While Sakau Bar starts with a field recording of pouring rain and morphs into a light Jungle-Ambient track with hectic bongos and sustained deep organs, thus being a reminiscence of deep Lounge tracks played in posh bars, Nan Madol is a glitzy, sneaky spy Ambient tune with an encore of the pouring rain and a shawm melody that is accompanied by Space Age vibraphones. Both tracks focus on a lounge-like Ambient atmosphere, and though they are yet again rather gloomy, they are nonetheless shimmering vibrantly. The synths are much more reduced, allowing the field recordings and vibraphones to be in the limelight. Six Eleven highlights a Caribbean feeling that is realized with typical acoustic guitar backings, wind chimes, synth pad droplets, warped tremblings and lascivious female vocals. Tiki Sunrise, the final piece, is an epic hymn, if a bit cheesy. The melody is highly hummable, with kotos, female opera singers and distorted announcements flowing in and out incessantly, making this the warmest fanfare of the album that ends with gentle ocean waves. This glorious tiki anthem is only beaten by the similarly hymnic outro Journey Home of their follow-up Tiki For The Atomic Age.

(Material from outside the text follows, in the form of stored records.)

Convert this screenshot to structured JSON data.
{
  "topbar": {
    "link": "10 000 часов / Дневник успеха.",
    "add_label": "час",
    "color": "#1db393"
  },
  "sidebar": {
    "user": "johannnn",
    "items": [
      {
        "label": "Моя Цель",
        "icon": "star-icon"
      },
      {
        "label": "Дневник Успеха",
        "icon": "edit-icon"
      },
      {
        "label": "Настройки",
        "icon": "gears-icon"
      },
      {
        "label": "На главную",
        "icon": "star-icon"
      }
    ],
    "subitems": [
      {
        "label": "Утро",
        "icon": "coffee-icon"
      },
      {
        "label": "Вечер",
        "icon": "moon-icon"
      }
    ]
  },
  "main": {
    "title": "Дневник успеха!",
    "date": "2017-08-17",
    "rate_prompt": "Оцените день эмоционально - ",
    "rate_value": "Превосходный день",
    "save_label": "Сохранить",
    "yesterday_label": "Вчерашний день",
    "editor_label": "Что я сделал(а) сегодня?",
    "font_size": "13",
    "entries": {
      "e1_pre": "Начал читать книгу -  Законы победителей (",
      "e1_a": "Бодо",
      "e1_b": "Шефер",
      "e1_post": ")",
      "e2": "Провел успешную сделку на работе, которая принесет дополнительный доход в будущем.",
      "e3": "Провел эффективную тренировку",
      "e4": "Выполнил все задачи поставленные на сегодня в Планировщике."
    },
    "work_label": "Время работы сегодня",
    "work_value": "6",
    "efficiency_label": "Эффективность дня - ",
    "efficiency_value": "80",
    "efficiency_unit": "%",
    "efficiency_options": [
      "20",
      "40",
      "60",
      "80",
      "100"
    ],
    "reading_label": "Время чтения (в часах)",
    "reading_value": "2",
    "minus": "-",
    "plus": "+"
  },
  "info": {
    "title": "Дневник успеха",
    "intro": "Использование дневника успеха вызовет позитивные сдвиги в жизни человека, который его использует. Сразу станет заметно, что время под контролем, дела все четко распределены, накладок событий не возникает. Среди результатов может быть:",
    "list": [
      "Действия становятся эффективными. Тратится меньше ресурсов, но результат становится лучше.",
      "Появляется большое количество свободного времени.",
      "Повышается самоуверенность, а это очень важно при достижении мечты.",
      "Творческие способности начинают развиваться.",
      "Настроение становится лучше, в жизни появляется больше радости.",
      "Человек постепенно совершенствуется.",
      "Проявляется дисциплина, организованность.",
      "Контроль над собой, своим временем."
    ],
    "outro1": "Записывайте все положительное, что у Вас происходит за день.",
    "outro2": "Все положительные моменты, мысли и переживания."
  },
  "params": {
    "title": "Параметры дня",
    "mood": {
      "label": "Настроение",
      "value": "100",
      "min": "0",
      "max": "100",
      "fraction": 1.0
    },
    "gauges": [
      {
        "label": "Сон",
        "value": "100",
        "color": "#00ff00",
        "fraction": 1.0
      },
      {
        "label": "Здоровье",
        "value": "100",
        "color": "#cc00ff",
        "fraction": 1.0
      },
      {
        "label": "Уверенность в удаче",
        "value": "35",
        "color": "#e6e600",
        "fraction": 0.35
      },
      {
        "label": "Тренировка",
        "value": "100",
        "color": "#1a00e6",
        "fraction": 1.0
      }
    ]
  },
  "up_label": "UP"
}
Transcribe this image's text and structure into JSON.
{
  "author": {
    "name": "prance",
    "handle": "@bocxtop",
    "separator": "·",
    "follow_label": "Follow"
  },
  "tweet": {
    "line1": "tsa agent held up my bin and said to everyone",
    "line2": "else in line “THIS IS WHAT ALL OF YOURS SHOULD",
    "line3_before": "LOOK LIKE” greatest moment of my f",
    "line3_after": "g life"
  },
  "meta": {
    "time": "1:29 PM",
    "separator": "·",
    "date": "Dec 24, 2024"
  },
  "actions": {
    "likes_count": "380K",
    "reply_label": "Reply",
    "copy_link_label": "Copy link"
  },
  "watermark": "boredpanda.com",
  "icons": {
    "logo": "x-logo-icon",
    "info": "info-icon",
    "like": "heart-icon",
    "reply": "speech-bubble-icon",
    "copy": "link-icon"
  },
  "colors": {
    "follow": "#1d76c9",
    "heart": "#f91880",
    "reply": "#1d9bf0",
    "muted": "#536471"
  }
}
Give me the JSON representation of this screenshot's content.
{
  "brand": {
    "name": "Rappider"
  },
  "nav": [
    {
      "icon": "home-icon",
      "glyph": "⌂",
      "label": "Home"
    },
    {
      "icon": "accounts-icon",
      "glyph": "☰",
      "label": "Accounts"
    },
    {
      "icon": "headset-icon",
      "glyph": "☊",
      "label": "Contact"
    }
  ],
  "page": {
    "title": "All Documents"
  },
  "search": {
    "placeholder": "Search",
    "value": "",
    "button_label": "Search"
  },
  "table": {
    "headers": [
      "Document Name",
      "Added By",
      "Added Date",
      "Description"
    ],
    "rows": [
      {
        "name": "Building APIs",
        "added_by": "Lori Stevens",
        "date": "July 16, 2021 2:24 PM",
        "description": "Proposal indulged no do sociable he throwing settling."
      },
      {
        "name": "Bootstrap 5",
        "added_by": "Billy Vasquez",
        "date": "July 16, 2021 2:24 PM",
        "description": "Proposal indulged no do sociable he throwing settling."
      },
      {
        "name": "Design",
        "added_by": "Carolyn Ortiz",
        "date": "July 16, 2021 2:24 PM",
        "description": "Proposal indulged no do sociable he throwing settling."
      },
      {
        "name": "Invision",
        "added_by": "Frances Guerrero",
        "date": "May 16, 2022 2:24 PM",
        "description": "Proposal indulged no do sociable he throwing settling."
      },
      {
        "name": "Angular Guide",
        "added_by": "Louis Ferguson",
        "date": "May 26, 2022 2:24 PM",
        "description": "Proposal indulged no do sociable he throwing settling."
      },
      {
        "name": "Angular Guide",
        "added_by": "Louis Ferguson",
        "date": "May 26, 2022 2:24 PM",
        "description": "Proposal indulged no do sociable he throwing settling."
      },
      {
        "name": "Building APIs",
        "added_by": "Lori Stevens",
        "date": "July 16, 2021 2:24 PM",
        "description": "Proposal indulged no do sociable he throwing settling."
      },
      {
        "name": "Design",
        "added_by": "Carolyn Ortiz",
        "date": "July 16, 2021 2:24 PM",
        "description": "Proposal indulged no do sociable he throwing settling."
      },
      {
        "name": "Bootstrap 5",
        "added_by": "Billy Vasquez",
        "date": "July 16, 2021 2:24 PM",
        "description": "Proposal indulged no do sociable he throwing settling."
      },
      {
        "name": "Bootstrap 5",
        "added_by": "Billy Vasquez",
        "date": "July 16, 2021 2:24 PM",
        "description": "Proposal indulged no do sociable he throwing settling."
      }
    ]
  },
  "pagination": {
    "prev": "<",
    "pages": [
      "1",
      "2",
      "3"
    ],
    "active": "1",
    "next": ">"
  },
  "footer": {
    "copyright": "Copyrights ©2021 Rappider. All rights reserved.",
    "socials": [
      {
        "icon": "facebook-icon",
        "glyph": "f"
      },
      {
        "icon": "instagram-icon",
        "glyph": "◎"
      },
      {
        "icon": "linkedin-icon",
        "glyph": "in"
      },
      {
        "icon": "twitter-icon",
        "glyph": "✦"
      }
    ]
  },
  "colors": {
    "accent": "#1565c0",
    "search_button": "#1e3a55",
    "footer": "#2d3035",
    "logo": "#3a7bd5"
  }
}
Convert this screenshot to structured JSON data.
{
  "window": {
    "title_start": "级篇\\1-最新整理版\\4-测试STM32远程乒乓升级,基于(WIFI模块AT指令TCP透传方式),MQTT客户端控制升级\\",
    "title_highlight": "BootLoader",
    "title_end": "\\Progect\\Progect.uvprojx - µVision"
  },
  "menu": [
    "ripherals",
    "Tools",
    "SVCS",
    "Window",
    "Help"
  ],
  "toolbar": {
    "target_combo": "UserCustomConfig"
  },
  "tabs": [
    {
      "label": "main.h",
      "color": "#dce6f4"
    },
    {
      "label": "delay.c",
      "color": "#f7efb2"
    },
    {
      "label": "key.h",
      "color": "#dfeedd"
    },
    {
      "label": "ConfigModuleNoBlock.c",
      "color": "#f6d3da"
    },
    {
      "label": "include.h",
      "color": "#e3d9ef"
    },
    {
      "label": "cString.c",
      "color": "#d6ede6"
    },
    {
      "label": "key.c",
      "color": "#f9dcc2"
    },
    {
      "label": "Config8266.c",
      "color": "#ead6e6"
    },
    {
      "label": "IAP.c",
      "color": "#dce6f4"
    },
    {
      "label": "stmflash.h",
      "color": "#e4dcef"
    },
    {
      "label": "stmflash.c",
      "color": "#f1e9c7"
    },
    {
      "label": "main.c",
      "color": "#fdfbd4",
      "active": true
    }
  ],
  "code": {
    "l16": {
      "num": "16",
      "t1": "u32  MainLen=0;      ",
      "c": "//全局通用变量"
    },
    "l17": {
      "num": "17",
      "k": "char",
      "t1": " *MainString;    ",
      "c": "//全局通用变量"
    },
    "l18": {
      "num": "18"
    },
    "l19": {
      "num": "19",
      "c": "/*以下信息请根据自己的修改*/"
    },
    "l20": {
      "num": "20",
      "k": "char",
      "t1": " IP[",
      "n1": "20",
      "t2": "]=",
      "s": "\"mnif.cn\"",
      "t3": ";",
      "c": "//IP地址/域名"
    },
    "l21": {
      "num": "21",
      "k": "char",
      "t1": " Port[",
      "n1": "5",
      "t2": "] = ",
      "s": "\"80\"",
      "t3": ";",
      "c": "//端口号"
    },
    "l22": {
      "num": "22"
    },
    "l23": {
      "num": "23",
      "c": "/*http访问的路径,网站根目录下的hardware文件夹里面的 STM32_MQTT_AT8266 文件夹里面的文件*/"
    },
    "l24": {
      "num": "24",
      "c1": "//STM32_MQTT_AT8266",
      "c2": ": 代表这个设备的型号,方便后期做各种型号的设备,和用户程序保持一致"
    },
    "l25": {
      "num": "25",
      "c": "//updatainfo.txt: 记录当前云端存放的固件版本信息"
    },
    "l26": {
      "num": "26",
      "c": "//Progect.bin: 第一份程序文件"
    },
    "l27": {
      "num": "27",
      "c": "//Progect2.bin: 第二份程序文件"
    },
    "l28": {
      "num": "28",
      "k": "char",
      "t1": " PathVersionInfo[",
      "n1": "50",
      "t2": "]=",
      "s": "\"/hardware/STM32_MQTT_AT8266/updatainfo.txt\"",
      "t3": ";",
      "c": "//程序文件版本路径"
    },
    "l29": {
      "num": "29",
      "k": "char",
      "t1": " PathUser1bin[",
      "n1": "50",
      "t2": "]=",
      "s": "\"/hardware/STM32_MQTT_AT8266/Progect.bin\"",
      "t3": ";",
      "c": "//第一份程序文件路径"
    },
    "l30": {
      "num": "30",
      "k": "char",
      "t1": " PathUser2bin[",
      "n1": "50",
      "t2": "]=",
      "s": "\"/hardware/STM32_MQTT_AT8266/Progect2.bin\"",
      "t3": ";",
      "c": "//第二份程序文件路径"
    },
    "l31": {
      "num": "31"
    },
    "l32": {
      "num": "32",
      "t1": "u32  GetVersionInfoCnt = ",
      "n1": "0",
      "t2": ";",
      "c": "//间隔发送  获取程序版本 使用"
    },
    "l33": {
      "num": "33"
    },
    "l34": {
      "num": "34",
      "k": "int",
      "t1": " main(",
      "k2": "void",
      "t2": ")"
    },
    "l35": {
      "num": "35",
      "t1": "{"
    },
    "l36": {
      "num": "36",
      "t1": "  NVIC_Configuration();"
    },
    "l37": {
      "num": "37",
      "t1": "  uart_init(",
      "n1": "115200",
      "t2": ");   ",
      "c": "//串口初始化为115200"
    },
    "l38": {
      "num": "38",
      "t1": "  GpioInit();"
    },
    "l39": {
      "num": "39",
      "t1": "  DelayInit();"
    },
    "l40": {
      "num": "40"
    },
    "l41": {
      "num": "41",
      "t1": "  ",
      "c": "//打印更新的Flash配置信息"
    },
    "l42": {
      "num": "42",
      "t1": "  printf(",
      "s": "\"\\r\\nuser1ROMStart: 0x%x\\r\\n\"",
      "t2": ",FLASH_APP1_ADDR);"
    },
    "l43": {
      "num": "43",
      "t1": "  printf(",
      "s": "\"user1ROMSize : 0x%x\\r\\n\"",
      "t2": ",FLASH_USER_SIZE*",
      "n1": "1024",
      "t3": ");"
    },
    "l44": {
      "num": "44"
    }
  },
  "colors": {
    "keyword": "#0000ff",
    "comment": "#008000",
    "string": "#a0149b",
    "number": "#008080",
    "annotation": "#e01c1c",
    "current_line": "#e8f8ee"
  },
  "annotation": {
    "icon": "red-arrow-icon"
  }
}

Departure Exotica is dark, boldly electronic and at times cold. In direct comparison to Kava Kon's second album, it is much more beat-driven. It also features an unexpected amount of organs, so if this is what you are looking for in Exotica music, Kava Kon delivers. I particularly like the so-called flow of the album, because each song is attached to the following through a field recording which implicitly encapsulates the idea of a departure well enough to be meaningful beyond the boundaries of the music itself. Highlights of the album are the organ-ic Chinese Pirate, the flutey Oceania, the Caribbean Six Eleven, the lovely Jungle-Ambient hybrid Sakau Bar as well as the solemn Tiki Sunrise.
While I believe the album to be dark and mysterious, which is backed by the front artwork, there are a lot of daylight birds and a bustling liveliness that is so typical for those earlier hours. Maybe Watts' artwork, Kava Kon's music and my perception coalesce. Or maybe Kava Kon rather want the listener to interpret their album as vivid and bright? Whatever the appropriate interpretation might be, Departure Exotica is a successful debut with lots of organs and ambience. Since I'm loving Ambient music, it's easy for me to worship Kava Kon's tunes. Exotics fans who don't mind the electronic setup will be pleased with the majority of songs, the chirping birds and the bongo drums which are almost used incessantly on the album. Don't forget about the follow-up Tiki For The Atomic Age which is less focused but oscillates between – who would've thought it? – Atomic Age apocalyptic dioramas and a laid back, downbeat warmth.
- Nels Truesdell's Twitter account is @kavakon.
- Their website KavaKon.com is a feast for the eyes and a gateway to other projects and social websites where Kava Kon participate.
Exotica Review 072: Kava Kon – Departure Exotica (2005). Originally published on May 19, 2012 at AmbientExotica.com.